If a line in the listing carries the word "triangle", return a copy of that line.

◆ **THE RECORDS**:
⟨

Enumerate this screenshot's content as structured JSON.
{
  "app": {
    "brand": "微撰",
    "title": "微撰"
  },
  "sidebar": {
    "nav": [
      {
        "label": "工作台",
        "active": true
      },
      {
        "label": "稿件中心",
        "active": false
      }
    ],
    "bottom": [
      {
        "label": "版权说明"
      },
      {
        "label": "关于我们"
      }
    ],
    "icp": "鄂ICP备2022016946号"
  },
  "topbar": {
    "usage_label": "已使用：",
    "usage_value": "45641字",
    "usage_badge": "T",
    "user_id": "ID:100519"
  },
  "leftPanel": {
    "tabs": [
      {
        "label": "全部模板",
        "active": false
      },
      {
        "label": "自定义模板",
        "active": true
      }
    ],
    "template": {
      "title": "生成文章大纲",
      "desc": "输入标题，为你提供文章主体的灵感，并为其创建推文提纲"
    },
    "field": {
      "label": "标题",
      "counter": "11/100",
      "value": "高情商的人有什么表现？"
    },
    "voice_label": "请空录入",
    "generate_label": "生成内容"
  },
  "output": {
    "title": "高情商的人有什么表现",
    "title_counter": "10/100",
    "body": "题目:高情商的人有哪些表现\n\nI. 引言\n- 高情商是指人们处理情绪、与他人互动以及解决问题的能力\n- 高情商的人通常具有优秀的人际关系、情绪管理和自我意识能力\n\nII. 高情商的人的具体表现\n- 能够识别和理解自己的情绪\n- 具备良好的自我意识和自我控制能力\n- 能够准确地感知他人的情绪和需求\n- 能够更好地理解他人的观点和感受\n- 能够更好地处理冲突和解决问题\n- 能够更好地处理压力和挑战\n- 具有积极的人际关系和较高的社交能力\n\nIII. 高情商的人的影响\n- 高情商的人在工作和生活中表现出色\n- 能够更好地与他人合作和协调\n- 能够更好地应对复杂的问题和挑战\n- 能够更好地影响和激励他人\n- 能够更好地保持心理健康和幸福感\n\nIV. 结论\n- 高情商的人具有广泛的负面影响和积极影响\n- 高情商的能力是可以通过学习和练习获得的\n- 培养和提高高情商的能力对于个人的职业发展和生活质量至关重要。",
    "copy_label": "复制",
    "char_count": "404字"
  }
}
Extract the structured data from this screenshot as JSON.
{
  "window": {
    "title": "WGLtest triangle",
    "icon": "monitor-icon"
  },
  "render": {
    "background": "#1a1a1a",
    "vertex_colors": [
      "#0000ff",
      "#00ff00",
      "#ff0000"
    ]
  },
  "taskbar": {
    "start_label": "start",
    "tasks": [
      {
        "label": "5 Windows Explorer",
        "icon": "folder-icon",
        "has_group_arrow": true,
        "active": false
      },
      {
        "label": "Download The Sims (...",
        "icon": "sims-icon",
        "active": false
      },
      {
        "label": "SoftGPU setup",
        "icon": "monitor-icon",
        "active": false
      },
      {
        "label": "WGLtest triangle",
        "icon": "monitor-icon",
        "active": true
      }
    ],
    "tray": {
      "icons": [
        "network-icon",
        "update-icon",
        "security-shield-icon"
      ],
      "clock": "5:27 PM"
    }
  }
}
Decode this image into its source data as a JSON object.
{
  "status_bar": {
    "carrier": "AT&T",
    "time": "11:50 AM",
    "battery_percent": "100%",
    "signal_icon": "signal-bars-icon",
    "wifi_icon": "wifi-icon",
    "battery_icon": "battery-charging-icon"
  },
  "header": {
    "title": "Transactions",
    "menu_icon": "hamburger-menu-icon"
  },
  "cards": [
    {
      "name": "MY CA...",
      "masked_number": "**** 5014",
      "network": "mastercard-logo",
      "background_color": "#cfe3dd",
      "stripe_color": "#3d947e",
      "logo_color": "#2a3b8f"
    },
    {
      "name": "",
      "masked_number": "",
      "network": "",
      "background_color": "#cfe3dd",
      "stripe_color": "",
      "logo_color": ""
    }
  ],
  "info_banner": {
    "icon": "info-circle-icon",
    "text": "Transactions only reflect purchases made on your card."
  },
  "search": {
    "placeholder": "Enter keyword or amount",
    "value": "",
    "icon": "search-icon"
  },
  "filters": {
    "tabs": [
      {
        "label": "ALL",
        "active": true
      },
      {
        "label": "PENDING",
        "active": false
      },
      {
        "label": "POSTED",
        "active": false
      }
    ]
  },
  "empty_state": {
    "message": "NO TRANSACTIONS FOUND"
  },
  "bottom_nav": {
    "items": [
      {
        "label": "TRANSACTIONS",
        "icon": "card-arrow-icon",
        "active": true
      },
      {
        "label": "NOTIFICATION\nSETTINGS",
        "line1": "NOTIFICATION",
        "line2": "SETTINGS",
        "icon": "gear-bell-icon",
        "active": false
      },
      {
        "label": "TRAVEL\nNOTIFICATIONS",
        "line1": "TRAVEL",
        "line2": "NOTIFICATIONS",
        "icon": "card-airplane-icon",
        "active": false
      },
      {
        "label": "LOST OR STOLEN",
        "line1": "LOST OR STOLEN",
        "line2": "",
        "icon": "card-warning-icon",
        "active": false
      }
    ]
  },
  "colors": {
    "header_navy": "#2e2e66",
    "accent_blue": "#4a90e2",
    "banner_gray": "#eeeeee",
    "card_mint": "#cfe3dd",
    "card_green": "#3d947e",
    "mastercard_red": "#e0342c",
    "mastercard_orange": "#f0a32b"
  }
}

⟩

◆ **RESULT OF THE TASK**:
    "title": "WGLtest triangle",
        "label": "WGLtest triangle",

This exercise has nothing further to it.